• [Source material]
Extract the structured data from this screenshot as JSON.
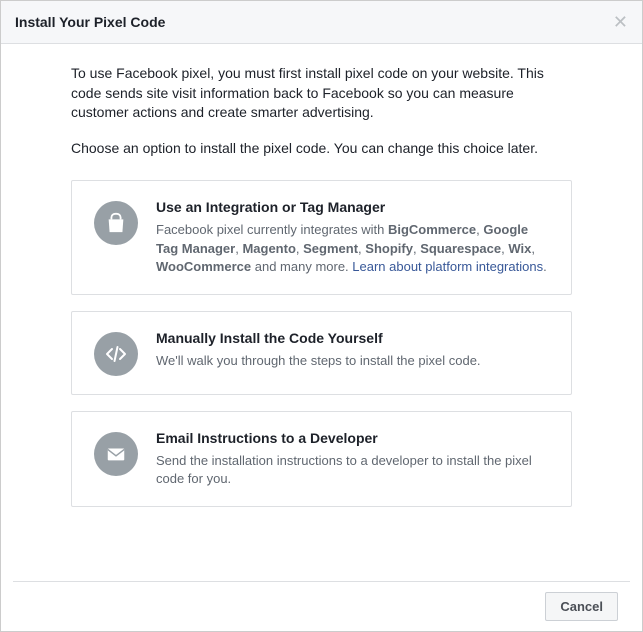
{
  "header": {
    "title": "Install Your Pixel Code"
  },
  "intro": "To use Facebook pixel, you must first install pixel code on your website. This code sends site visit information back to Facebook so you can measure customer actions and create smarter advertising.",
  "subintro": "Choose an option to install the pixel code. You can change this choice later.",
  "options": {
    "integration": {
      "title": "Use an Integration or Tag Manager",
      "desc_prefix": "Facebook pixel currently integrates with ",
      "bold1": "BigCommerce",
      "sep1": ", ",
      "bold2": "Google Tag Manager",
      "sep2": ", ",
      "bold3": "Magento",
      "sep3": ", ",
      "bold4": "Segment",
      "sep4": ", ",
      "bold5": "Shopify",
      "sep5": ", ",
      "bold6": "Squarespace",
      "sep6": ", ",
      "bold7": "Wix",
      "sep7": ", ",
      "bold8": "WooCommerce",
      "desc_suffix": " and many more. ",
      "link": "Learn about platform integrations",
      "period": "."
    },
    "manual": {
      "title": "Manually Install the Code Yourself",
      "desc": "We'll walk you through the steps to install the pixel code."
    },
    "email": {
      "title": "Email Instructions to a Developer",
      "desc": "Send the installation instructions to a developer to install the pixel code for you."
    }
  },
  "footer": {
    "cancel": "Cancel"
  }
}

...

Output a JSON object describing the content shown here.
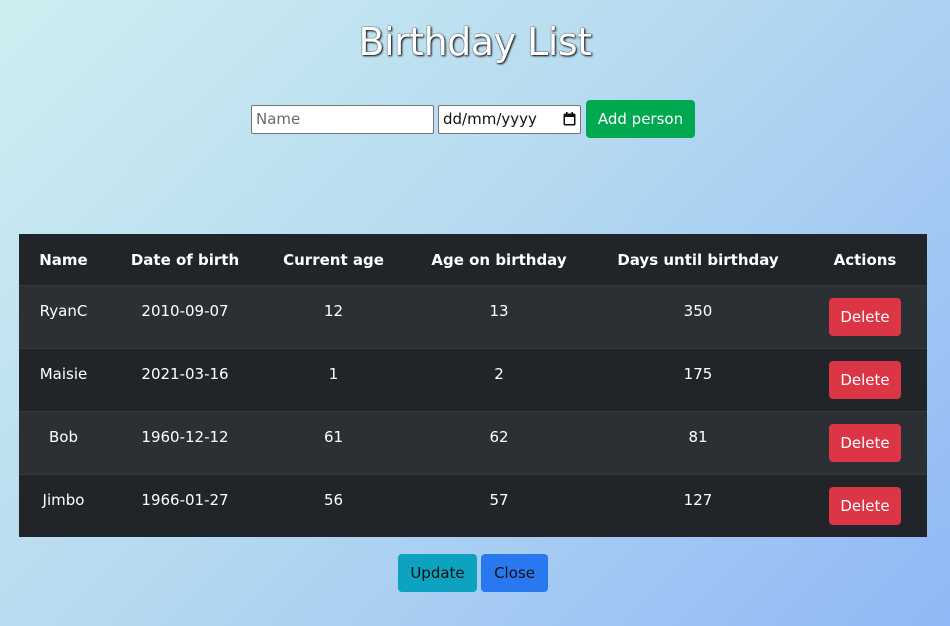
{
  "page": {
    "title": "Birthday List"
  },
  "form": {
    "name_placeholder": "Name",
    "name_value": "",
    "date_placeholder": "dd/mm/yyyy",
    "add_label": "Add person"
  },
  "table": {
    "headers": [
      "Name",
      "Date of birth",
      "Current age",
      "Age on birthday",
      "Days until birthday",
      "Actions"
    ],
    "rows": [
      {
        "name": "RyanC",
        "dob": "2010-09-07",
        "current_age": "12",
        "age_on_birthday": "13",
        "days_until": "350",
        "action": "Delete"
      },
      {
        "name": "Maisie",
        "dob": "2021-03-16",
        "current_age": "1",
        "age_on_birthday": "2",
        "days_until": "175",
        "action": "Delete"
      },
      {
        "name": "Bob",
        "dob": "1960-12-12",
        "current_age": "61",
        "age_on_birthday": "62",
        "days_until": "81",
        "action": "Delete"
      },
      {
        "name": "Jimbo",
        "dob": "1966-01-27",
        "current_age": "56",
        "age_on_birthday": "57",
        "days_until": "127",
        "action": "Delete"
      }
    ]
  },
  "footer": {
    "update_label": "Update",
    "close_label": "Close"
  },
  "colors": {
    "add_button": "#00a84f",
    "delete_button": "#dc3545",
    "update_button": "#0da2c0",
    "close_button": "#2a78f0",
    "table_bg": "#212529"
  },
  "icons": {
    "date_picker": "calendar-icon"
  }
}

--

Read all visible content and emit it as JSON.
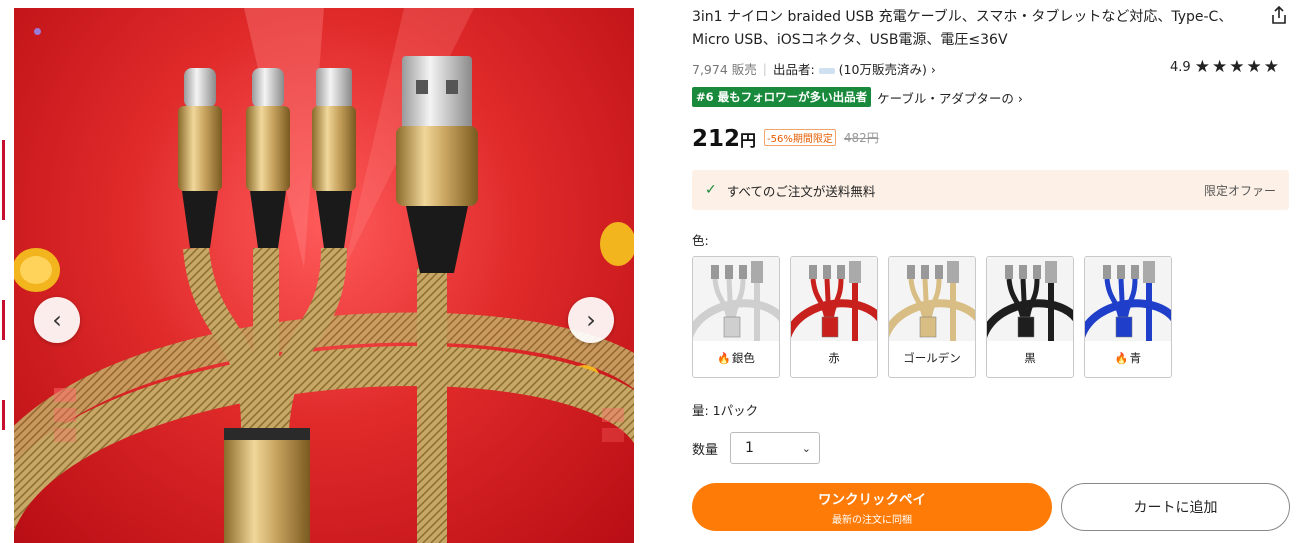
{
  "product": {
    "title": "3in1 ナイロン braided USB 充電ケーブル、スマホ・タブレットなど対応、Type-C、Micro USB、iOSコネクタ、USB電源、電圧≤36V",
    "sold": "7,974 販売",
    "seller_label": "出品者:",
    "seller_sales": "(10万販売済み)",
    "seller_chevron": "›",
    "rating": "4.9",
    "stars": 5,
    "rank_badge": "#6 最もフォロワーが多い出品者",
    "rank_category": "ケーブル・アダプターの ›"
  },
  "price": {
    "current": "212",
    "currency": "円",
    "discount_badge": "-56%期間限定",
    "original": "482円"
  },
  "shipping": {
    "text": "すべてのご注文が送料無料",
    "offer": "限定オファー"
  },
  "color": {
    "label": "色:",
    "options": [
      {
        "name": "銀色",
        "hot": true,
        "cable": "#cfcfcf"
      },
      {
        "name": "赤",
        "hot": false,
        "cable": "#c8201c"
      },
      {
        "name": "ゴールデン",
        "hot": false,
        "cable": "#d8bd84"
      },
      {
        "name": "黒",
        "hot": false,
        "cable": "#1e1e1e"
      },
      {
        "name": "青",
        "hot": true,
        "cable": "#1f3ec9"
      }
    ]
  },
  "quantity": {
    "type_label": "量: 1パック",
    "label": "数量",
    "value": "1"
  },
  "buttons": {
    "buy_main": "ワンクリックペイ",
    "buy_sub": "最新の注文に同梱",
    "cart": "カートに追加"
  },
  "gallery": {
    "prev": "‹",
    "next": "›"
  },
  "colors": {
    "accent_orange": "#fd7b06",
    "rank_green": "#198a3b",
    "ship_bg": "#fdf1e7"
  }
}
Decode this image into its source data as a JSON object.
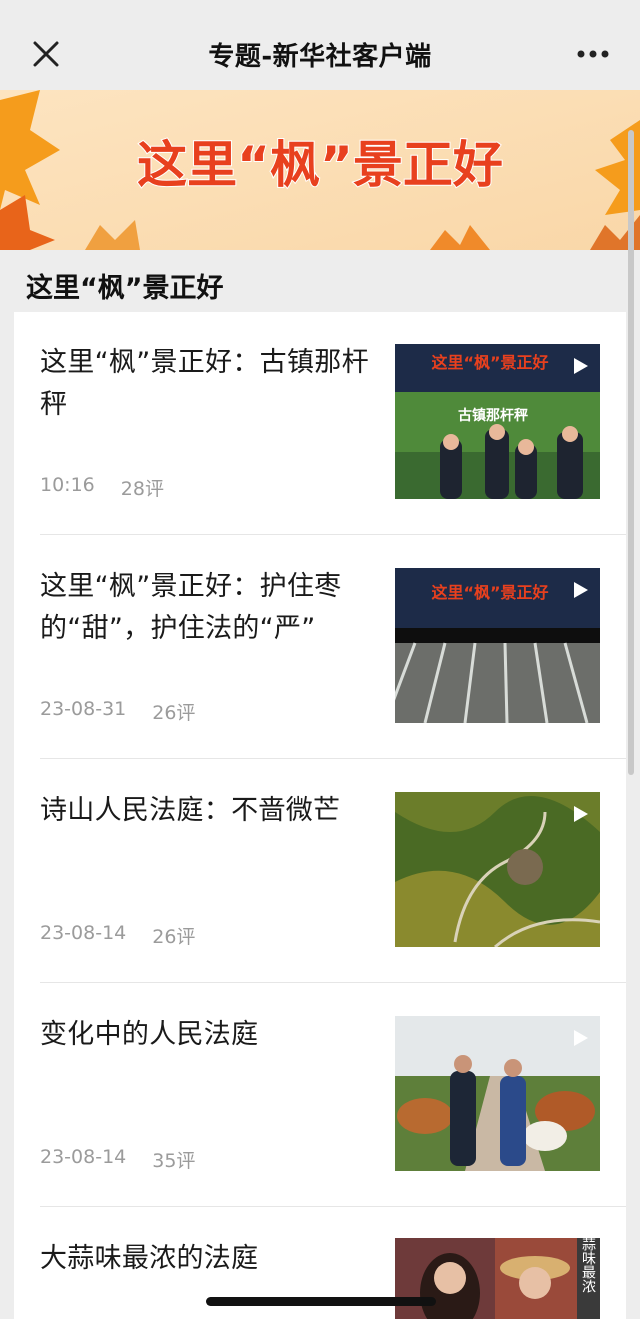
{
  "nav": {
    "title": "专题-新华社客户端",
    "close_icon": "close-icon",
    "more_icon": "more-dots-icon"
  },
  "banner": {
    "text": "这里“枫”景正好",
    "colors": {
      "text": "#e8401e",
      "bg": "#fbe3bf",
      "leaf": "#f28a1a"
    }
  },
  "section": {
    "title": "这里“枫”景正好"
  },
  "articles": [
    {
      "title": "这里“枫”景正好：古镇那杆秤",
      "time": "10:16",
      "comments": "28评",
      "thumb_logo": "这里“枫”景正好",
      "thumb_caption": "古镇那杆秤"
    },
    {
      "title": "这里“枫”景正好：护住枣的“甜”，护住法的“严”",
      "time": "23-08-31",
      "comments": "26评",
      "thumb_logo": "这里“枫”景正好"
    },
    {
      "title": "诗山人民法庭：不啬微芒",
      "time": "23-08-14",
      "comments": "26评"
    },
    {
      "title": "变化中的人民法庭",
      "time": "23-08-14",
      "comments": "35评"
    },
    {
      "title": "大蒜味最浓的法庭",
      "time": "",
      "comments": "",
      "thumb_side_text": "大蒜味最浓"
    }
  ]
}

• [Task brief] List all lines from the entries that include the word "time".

• [Final answer]
      "time": "10:16",
      "time": "23-08-31",
      "time": "23-08-14",
      "time": "23-08-14",
      "time": "",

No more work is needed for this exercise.